During my job search I was lucky enough to snag two offers from two very disparate firms. One was an established name brand company on the West Coast and the other was a small, unknown firm back East. After careful deliberation I decided to cast my lot with the smaller firm. I have been on the job for almost a year now and in hindsight I made the right choice for my career.
While it's been a good experience so far, there have been some speed bumps along the way. I do think that if you find the right job with the right mentor, working at a smaller company can be a fantastic learning experience. However if you do start working at a smaller company, you have to be prepared to deal with several issues that you would not be faced with at a larger, more well-known firm.
It's Not All Sunshine and Roses
The first issue is training. At my firm there was none. I had done a few excel modeling courses to prep prior to starting work but I was thrown into the fire immediately. This made my first few weeks very stressful. I was tasked with modeling land development deals when I barely even knew the basic land development verbiage which made things very difficult. I was forced to work through our models and diligence processes on my own and while I quickly got up to speed I would have really appreciated a training program.
The second issue regards exit opportunities. I have learned a lot on the job so far and my skills are improving all the time. Yet since no one really has heard of my company if and when I look for my next job they won't know what I can do. If you work in the real estate group at Morgan Stanley or Goldman, the big real estate funds while have a pretty good sense of how well you have been trained and what you are capable of. While I may have a similar skill set future employers are going to have a hard time evaluating me. However part of the reason I joined this firm is because if it's a success I may not have to move, I can simply grow with the company.
While I expected those two issues, the last main problem I did not expect. There are only five people in our main office (we have offices onsite at each of our deals as well), and of those five I am the only analyst. Our managing member, chief operating officer and controller are all in their 40s and have families. There is not really anyone for me to talk to during the workday and I can't do typical office stuff like grab after work drinks with my coworkers. This is the one thing that irks me. I was new to my city and it was really hard to meet people since I did not have a built in network through work.
The Pluses Outweigh the Minuses
While these issues have cropped up my experience so far has been great. I do really enjoy my job and I'm excited about our future. The compensation is great and I have learned a lot. For example having such direct access to our managing member and COO has been tremendously beneficial. My boss was a principal at a big REPE fund prior to founding our company and if I was an analyst at that fund I'd be lucky if he knew my name. At our company I get to sit and work through models with him and see what his perspective is on our prospective deals. Being able to think through different aspects of deals with someone who has 20 years' experience has been an incredible learning opportunity.

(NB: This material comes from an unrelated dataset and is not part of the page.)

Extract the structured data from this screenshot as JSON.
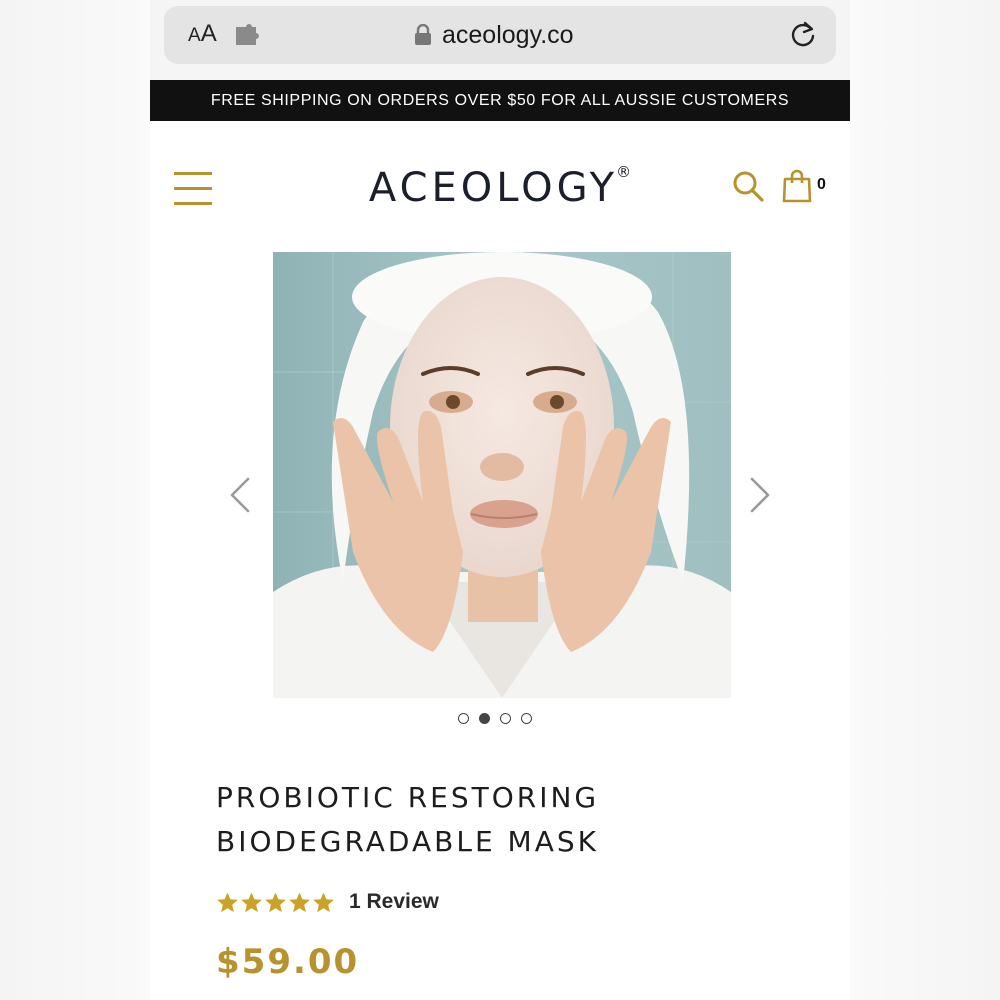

If you are faced with the same decision as I was, make sure that you really think about what type of environment you thrive in. Working at a smaller company can be a wonderful (and potentially very lucrative) experience, but before you accept an offer make sure you think about the drawbacks as well as the benefits.